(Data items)
= = = = =

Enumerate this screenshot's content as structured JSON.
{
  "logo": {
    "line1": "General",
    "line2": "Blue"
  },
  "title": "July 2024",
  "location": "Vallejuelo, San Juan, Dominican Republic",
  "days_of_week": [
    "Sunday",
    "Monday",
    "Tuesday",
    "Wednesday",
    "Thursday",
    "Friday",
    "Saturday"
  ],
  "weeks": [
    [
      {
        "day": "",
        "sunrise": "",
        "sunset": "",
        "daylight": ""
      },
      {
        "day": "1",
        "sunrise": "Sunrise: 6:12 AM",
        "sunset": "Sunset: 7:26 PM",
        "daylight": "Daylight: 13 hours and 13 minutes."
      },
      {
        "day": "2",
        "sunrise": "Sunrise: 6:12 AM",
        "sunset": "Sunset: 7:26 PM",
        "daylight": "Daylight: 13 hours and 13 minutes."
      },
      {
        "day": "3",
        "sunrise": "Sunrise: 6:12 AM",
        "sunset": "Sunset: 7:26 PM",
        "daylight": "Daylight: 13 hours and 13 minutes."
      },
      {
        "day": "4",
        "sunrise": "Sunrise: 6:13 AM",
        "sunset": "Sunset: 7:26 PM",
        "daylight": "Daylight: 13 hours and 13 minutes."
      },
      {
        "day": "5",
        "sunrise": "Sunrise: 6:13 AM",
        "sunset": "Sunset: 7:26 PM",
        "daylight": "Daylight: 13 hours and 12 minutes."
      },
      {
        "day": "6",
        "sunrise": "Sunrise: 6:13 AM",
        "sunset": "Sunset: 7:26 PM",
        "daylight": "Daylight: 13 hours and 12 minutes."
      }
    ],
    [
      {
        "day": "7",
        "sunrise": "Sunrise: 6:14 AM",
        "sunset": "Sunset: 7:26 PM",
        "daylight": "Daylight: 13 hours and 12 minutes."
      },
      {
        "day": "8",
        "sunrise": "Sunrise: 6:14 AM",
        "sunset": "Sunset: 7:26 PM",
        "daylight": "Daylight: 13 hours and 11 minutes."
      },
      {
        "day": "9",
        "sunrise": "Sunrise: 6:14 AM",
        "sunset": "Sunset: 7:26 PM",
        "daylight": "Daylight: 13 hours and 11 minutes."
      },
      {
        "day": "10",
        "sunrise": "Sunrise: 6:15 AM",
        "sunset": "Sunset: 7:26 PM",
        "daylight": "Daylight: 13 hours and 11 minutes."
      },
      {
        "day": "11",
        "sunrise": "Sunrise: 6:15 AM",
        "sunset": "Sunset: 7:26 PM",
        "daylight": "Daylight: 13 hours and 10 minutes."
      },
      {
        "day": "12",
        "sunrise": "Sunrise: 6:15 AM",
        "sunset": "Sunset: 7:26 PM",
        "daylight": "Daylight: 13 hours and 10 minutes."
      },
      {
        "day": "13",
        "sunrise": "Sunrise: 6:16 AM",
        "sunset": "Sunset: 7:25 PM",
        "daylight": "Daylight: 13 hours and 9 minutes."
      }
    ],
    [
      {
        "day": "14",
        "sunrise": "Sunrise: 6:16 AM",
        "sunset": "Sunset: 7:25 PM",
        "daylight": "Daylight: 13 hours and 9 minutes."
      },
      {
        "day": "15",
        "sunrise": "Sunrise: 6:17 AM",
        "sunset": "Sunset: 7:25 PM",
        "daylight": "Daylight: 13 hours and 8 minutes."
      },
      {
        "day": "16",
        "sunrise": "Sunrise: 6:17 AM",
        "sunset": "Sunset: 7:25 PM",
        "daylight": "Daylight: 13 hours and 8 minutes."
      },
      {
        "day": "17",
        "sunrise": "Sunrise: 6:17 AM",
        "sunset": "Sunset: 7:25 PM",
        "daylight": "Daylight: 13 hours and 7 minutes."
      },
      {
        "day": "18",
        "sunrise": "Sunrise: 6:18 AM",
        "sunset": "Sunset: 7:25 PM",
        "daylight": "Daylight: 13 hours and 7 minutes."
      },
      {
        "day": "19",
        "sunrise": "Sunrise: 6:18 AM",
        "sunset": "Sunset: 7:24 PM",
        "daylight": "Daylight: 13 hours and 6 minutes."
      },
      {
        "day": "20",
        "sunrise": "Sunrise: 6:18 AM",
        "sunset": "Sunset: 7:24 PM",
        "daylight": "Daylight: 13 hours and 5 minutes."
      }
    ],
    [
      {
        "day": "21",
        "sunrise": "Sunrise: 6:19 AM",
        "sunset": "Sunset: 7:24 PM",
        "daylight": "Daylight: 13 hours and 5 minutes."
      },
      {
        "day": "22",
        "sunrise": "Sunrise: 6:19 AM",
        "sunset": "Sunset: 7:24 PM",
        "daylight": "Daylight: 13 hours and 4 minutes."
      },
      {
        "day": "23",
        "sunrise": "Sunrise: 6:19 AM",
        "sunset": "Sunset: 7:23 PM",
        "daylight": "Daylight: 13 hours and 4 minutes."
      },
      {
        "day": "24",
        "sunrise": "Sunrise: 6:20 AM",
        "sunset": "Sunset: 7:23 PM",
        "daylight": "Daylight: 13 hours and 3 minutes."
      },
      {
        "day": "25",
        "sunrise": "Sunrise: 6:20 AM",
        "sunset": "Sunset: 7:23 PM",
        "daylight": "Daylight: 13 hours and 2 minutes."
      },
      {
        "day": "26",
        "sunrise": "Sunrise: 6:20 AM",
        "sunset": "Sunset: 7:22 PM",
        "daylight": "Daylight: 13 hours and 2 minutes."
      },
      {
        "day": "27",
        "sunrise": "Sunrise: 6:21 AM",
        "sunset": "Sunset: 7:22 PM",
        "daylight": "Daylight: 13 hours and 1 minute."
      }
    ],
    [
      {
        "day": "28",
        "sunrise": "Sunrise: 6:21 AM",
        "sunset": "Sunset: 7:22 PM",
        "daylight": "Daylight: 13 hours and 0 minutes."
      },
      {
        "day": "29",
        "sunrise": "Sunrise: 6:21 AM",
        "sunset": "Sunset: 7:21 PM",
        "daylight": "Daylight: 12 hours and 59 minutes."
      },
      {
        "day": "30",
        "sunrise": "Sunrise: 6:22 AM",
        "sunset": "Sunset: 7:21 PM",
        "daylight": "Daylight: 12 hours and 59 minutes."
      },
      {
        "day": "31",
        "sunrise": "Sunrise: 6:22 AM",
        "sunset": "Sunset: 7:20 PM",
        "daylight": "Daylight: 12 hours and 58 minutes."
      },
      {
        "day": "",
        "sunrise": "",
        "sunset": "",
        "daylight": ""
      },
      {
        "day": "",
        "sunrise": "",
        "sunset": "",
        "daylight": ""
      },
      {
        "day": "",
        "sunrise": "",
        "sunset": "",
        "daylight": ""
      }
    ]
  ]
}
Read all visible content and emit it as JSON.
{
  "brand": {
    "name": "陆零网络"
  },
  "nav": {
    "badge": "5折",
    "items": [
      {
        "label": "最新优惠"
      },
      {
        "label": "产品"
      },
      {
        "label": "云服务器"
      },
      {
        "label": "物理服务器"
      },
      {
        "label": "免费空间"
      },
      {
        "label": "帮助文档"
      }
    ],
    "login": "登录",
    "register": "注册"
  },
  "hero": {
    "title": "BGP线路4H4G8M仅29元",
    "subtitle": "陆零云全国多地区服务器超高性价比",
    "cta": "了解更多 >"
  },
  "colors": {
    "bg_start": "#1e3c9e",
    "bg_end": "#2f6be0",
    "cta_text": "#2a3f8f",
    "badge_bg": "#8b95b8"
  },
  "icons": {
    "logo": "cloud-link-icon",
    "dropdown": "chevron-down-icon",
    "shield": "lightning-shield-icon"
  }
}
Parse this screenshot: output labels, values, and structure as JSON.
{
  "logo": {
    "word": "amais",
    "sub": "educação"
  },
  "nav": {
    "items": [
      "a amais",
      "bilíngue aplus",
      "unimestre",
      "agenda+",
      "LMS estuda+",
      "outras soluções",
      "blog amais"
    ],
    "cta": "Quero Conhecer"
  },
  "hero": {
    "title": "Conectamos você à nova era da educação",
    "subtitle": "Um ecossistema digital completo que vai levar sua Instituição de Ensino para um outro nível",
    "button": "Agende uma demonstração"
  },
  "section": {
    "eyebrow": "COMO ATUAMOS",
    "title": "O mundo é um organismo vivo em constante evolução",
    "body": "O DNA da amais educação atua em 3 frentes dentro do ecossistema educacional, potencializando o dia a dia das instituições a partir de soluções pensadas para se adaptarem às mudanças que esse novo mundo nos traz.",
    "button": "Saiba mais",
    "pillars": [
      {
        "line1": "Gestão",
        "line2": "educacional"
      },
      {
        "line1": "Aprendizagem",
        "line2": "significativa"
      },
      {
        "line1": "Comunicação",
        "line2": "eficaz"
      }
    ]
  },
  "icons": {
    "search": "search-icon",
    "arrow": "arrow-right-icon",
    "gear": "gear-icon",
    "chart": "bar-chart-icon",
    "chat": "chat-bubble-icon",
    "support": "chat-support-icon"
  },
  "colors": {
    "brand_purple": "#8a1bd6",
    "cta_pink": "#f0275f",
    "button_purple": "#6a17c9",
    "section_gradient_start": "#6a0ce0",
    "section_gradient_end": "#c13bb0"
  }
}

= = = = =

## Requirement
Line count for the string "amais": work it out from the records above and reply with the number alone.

## Expected answer
4